Twenty-nine district damnations,
One sure, if another fails;
If I trip him just a-dying,
Sure of heaven as sure can be,
Spin him round and send him flying
Off to hell, a Manichee?
Or, my scrofulous French novel
On grey paper with blunt type!
Simply glance at it, you grovel
Hand and foot in Belial's gripe;
If I double down its pages
At the woeful sixteenth print,
When he gathers his greengages,
Ope a sieve and slip it in't?
Or, there's Satan!--one might venture
Pledge one's soul to him, yet leave
Such a flaw in the indenture
As he'd miss till, past retrieve,
Blasted lay that rose-acacia
We're so proud of! Hy, Zy, Hine...
'St, there's Vespers! Plena gratia Ave, Virgo!

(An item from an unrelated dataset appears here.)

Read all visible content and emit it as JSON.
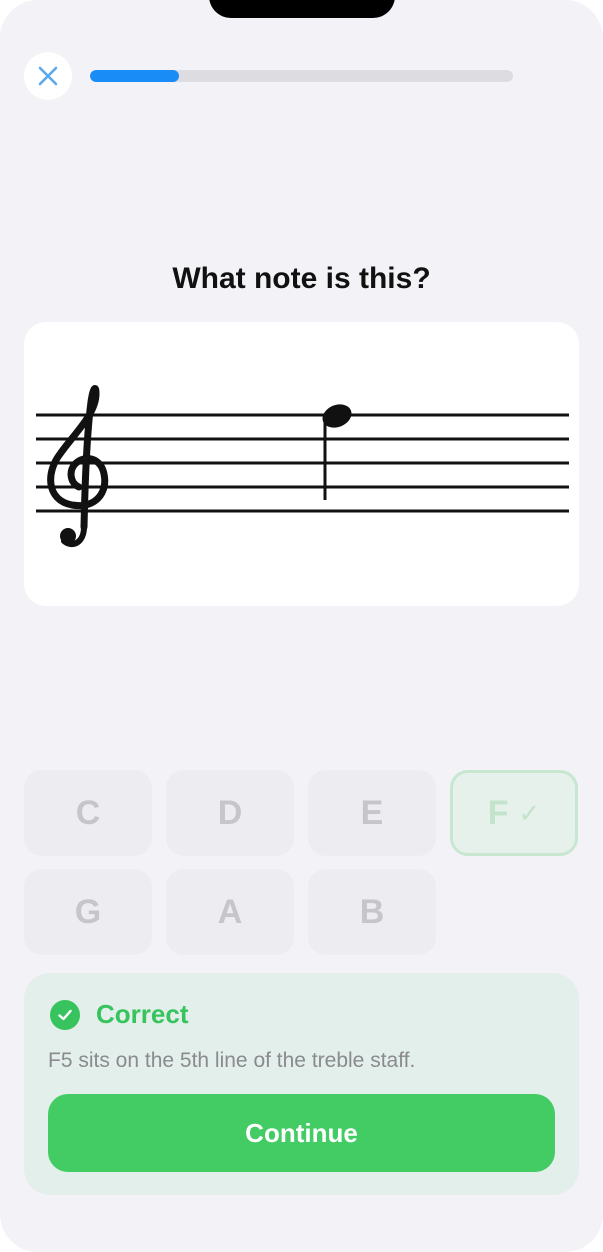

By: Sylvia Plath
I have done it again.
One year in every ten
I manage it--
A sort of walking miracle, my skin
Bright as a Nazi lampshade,
My right foot
My face a featureless, fine
Peel off the napkin
O my enemy.
Do I terrify?--
The nose, the eye pits, the full set of teeth?
The sour breath
Will vanish in a day.
Soon, soon the flesh
The grave cave ate will be
At home on me
And I a smiling woman.
I am only thirty.
And like the cat I have nine times to die.
This is Number Three.
What a trash
To annihilate each decade.
What a million filaments.
The peanut-crunching crowd
Shoves in to see
Them unwrap me hand and foot--
The big strip tease.
These are my hands
I may be skin and bone,
Nevertheless, I am the same, identical woman.
The first time it happened I was ten.
It was an accident.
The second time I meant
To last it out and not come back at all.
I rocked shut
As a seashell.
They had to call and call
And pick the worms off me like sticky pearls.
Is an art, like everything else.
I do it exceptionally well.
I do it so it feels like hell.
I do it so it feels real.
I guess you could say I've a call.
It's easy enough to do it in a cell.
It's easy enough to do it and stay put.
It's the theatrical
Comeback in broad day
To the same place, the same face, the same brute Amused shout
That knocks me out.
There is a charge
For the eyeing of my scars, there is a charge
For the hearing of my heart--
It really goes.
And there is a charge, a very large charge
For a word or a touch
Or a bit of blood
Or a piece of my hair or my clothes.
So, so, Herr Doktor.
So, Herr Enemy.
I am your opus,
I am your valuable,
The pure gold baby
That melts to a shriek.
I turn and burn.
Do not think I underestimate your great concern.
You poke and stir.
Flesh, bone, there is nothing there--
A cake of soap,
A wedding ring,
A gold filling.
Herr God, Herr Lucifer
Out of the ash
I rise with my red hair
And I eat men like air.
Love Song of J Alfred Pufrock By T.S Eliot
Soliloquy of a Spanish Cloiter
Soliloquy of the Spanish Cloister, by Robert Browning
Love Song of J Alfred Pufrock, by T.S Eliot
Lady Lazarus, by Sylvia Plath
Poetic Technique: Dramatic Monologue." Poets.org. Academy of American Poets, n.d. Web. 28 Oct. 2013.
By: Savannah Murphy
and Kylin Camburn